  • DO keep the patient still and limit patient transportation as much as possible.
  • DO apply pressure-immobilisation first aid even if the venom appears to have already got into the bloodstream: the application of pressure-immobilisation first aid may prevent further absorption of venom from the bite or sting site during transport to hospital.
  • DO keep bandages and splints on until the patient reaches medical care.
  • DO NOT cut or incise the bitten area.
  • DO NOT apply an arterial tourniquet. (Arterial tourniquets, which cut off the circulation to the limb, are potentially dangerous, and are no longer recommended for any type of bite or sting in Australia.)
  • DO NOT wash the bitten area or suck the bite. The type of snake involved may be identified by the detection of venom on the skin. If the snake can be safely killed, bring it to the hospital with the victim.

Ice Pack Applying an Ice Pack

Cold therapy is used for pain management. The idea is to use ice to reduce the flow of blood to the affected area and reducing inflammation and swelling that causes pain.

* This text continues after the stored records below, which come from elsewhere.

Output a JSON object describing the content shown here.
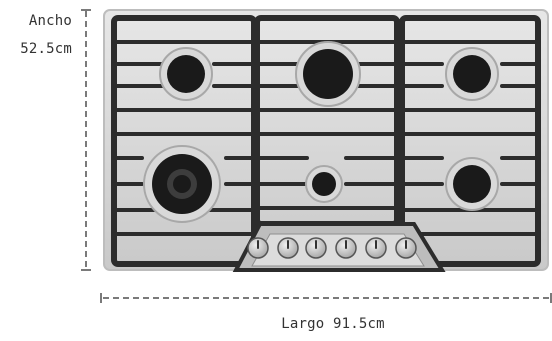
{
  "dimensions": {
    "width_label": "Ancho",
    "width_value": "52.5cm",
    "length_label": "Largo 91.5cm"
  },
  "colors": {
    "steel": "#cfcfcf",
    "grate": "#2c2c2c",
    "burner": "#1a1a1a",
    "dimension_line": "#7a7a7a",
    "text": "#333333"
  },
  "hob": {
    "burner_count": 6,
    "knob_count": 6
  }
}
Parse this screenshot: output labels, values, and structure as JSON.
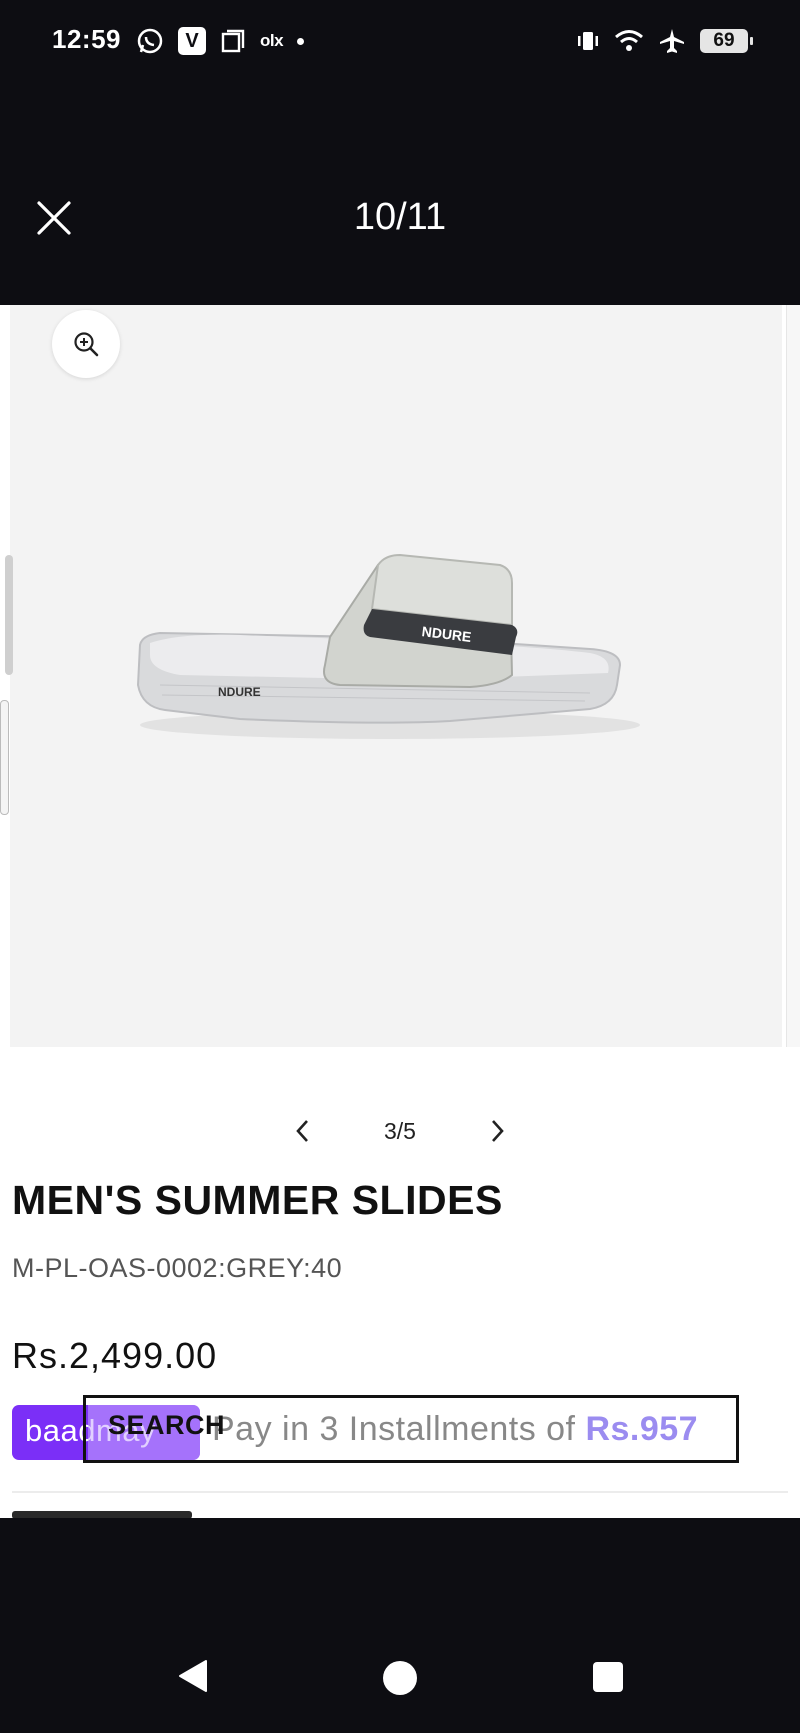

An ice pack is a plastic sack filled with liquid or gel that can be used to treat injuries including bites and stings, swelling and sprains. Ice packs are generally kept in refrigerators and are often seen in an urban context at sporting competitions.

For remote areas, people can carry instant ice packs instead. These ice packs consist of two separate bags containing ammonium nitrate, calcium ammonium nitrate or urea. When the user breaks the seal between the two bags, the contents mix and cause an endothermic reaction to occur which sucks all the warmth from the surroundings and lowers the ice pack temperature.

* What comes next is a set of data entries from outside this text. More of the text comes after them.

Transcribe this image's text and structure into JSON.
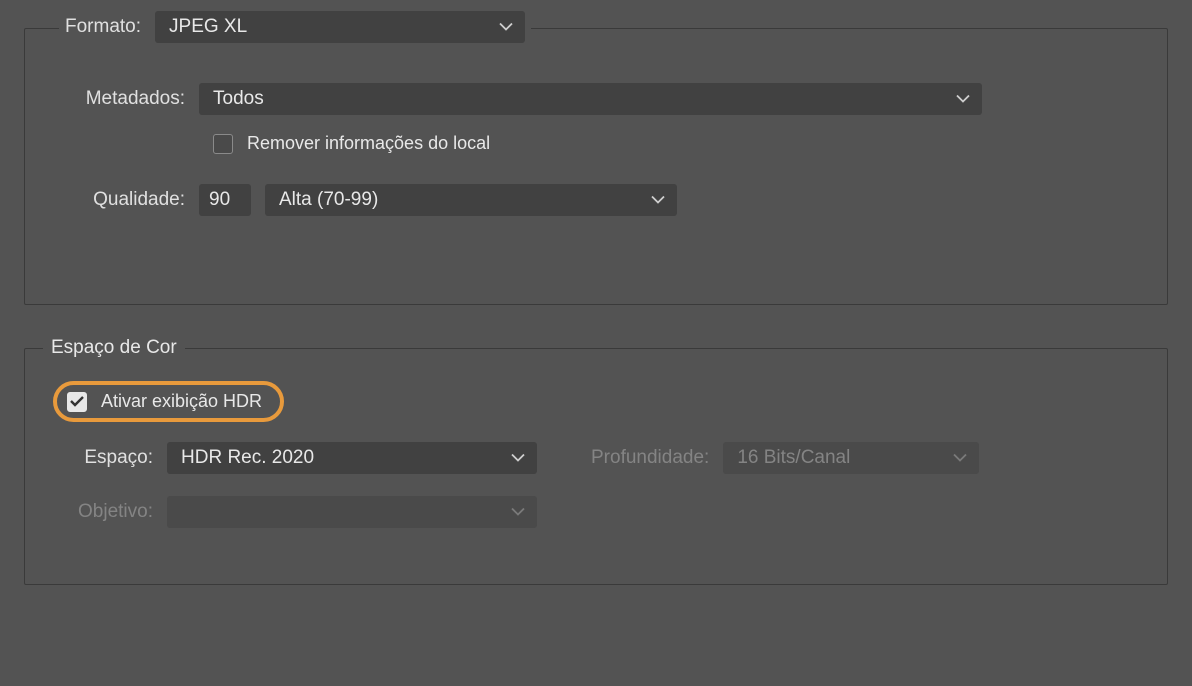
{
  "format_section": {
    "format_label": "Formato:",
    "format_value": "JPEG XL",
    "metadata_label": "Metadados:",
    "metadata_value": "Todos",
    "remove_location_label": "Remover informações do local",
    "remove_location_checked": false,
    "quality_label": "Qualidade:",
    "quality_value": "90",
    "quality_preset": "Alta (70-99)"
  },
  "color_section": {
    "legend": "Espaço de Cor",
    "hdr_enable_label": "Ativar exibição HDR",
    "hdr_enable_checked": true,
    "space_label": "Espaço:",
    "space_value": "HDR Rec. 2020",
    "depth_label": "Profundidade:",
    "depth_value": "16 Bits/Canal",
    "intent_label": "Objetivo:",
    "intent_value": ""
  }
}
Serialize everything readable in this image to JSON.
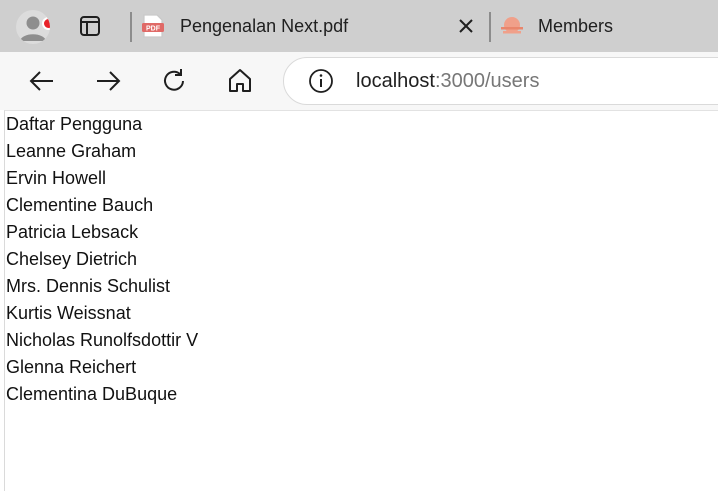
{
  "browser": {
    "tabs": [
      {
        "title": "Pengenalan Next.pdf",
        "icon": "pdf-icon"
      },
      {
        "title": "Members",
        "icon": "site-favicon-icon"
      }
    ],
    "address": {
      "host": "localhost",
      "path": ":3000/users"
    }
  },
  "page": {
    "heading": "Daftar Pengguna",
    "users": [
      "Leanne Graham",
      "Ervin Howell",
      "Clementine Bauch",
      "Patricia Lebsack",
      "Chelsey Dietrich",
      "Mrs. Dennis Schulist",
      "Kurtis Weissnat",
      "Nicholas Runolfsdottir V",
      "Glenna Reichert",
      "Clementina DuBuque"
    ]
  }
}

Ice packs should be used for red-back spiders (and other spiders excluding Funnel-web and Mouse spiders), bees, European wasps, ants, ticks, scorpions, centipedes. In general, these species cause painful bites, but generally do not lead to medical complications.

For ice pack treatment, St John’s ambulance suggests:

  1. Follow DRSABCD (in most cases, SABCD parts are not required).
  2. Apply a cold compress or ice pack directly over the bite site to relieve the pain.
  3. Seek medical aid if necessary.

Hot Water Applying Hot Water

Hot water helps to relieve some types of stings by denaturing and inactivating the venom.

For some marine species, immersing the sting area in hot water provides relief, and is the recommended first aid for the following species by St John’s Ambulance: Blue-bottle (Pacific Man-O-War) jellyfish, Bullrout fish, Catfish, Crown-of-Thorns starfish, Stingray, Stonefish and nontropical minor jellyfish. These species can cause fatalities and an emergency 000 call or activation of an emergency beacon must be made.

St John’s Ambulance suggests the following steps:

  1. Follow DRSABCD action plan.
  2. Calm patient.
  3. Place patient’s stung limb in hot water (around 40 ℃). Beware the injured person will have an a distorted sense of pain, so the temperature must be as much as the first-aider can tolerate without causing burns.
  4. Ensure call for ambulance has been made – triple zero (000) – or emergency beacon activated.

Vinegar Applying Vinegar

Likewise, vinegar helps to relieve other types of stings by denaturing and inactivating the venom.

The species that vinegar is the recommended treatment for include:
Box, Irukandji and Jimble jellyfish, sea anemones and tropical marine stings of unknown origin.

St John’s Ambulance suggests the following steps:

  1. Follow DRSABCD action plan.
  2. Calm patient.
  3. Flood stung area with vinegar for at least 30 seconds.
  4. If vinegar not available, flick tentacles off using a stick or gloved fingers.
  5. Ensure call for ambulance has been made – triple zero (000) – or emergency beacon activated.